**Problem to work on:** In how many lines of the records does the word "title" appear? Reply with the number and nothing else.

==*==

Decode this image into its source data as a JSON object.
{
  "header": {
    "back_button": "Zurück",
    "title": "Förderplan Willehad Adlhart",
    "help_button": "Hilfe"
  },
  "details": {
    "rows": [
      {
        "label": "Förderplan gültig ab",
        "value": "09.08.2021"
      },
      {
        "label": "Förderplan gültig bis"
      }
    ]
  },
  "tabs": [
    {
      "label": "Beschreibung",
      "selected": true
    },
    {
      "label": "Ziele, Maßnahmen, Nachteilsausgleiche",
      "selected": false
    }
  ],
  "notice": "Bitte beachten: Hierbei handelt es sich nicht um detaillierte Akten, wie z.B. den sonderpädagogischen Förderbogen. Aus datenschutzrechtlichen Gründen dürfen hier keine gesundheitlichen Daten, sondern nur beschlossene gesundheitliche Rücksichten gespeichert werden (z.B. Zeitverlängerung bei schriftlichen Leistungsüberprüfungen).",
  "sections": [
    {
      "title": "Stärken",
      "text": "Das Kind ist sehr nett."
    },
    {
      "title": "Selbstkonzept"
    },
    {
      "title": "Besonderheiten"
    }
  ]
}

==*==

**Response area:** 4